The majority of the Benton murals are now located in the Indiana University Auditorium, with additional panels in the IU Cinema and Woodburn Hall.

The reverse side of the Benton medallion features the Seal of the University. It symbolizes the aspirations and ideals that are the foundation of the search for knowledge.

I am very pleased that Nikki Kahn, Mr. DuCille’s widow—who is a Pulitzer Prize-winning photojournalist herself—was able to be with us tonight to accept the Benton Medallion on behalf of her late husband.
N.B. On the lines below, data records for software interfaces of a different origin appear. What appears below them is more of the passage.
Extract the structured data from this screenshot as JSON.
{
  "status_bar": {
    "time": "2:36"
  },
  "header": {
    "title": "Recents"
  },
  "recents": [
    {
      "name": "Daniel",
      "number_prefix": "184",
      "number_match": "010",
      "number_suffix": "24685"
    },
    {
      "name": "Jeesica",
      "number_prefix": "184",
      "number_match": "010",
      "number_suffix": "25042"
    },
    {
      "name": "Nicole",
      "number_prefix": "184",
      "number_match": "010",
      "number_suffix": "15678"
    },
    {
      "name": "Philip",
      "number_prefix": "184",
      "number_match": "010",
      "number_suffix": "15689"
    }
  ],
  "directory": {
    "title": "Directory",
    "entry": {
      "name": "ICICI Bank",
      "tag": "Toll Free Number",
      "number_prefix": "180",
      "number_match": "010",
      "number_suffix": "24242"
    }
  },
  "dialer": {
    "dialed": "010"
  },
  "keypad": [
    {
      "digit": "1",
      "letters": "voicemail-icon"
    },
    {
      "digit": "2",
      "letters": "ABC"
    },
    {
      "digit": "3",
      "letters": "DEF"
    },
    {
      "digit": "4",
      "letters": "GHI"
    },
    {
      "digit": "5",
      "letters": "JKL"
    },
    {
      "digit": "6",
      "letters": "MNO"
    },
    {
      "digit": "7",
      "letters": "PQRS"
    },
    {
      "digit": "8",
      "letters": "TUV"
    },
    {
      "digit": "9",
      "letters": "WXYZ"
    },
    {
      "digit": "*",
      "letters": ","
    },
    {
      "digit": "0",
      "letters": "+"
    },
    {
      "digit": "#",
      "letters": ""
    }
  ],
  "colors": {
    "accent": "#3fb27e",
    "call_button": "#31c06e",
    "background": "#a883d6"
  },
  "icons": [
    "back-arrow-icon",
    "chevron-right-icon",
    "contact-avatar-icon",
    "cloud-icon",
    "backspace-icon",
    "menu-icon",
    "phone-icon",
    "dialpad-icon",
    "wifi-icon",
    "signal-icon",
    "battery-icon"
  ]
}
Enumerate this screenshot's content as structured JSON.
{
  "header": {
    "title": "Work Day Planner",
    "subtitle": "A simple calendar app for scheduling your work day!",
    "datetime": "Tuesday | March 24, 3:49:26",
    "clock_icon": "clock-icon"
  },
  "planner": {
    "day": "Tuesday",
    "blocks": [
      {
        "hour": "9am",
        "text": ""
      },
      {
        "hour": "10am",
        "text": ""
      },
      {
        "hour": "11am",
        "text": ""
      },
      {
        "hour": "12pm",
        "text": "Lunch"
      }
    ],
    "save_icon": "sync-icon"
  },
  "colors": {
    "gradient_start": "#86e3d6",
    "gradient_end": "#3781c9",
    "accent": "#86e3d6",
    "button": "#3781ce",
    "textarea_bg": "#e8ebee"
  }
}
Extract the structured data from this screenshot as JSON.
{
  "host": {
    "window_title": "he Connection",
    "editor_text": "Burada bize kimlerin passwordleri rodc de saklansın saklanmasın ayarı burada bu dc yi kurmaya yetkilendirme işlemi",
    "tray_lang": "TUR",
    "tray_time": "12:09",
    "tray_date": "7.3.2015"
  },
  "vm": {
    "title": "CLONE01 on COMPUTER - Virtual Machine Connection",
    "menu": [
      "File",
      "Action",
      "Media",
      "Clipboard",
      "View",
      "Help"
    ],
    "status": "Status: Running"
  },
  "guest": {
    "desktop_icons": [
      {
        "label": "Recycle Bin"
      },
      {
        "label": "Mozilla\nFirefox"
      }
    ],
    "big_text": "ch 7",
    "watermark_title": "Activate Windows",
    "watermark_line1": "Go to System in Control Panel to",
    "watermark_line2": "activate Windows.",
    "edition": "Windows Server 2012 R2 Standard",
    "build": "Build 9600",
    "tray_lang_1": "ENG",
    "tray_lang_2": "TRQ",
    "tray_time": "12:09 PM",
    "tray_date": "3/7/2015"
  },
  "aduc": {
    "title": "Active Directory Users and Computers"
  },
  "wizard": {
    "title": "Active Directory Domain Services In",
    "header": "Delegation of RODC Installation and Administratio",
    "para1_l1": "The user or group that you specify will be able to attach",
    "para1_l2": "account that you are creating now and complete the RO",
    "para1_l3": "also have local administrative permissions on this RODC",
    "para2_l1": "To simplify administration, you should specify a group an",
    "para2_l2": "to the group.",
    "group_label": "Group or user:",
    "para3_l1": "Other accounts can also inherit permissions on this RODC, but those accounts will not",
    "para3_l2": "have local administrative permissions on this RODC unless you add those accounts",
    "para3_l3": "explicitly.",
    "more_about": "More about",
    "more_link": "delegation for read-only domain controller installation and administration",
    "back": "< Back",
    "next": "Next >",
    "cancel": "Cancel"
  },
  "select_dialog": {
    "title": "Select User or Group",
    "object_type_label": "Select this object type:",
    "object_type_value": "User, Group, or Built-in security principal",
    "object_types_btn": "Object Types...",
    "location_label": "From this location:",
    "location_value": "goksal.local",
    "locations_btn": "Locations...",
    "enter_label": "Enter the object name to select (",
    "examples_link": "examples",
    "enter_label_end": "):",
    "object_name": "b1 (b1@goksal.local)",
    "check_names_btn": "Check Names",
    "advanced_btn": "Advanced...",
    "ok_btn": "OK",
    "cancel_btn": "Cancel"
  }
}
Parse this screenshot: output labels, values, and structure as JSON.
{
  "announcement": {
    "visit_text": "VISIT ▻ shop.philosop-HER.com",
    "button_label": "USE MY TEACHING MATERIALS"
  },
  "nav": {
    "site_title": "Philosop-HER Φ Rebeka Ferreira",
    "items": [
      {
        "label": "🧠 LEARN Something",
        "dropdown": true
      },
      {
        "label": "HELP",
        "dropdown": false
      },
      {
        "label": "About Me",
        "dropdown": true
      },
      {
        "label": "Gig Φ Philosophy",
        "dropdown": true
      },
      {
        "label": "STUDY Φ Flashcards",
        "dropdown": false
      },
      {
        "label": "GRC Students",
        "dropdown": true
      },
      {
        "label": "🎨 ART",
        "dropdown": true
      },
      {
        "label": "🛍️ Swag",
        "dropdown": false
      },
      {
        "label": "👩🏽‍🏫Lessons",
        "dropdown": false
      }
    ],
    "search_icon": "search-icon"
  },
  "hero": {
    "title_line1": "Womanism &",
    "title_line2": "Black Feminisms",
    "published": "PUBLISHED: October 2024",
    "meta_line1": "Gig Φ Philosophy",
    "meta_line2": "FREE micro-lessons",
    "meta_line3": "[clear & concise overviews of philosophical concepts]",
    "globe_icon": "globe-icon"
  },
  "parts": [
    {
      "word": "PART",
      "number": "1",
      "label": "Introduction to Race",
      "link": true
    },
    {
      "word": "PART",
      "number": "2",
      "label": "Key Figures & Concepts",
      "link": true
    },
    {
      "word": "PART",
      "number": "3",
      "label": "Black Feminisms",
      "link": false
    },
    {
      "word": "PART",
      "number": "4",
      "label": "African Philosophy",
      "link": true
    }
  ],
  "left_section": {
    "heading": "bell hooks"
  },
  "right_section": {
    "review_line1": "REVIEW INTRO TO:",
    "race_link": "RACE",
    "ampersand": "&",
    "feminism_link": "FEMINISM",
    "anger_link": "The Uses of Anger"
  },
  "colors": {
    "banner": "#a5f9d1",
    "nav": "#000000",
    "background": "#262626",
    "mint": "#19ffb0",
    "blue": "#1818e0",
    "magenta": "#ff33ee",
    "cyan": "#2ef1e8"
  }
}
I invite her to join me at the podium at this time.

Nikki, Indiana University takes great pride in Michel’s life and career.

And so, by virtue of the authority vested in me by the trustees of Indiana University, in recognition of your late husband’s noteworthy achievements in photojournalism over a nearly four-decade-long career, and in gratitude for all that he did to bring the world’s attention to humanitarian crises ranging from war in Sierra Leone to the Ebola epidemic, I am privileged and honored to posthumously present the Thomas Hart Benton Mural Medallion to Michel duCille.

Source Notes

  1. Joel Achenbach, “Photographer Michel du Cille: ‘This is What We Do,’” The Washington Post, December 12, 2014.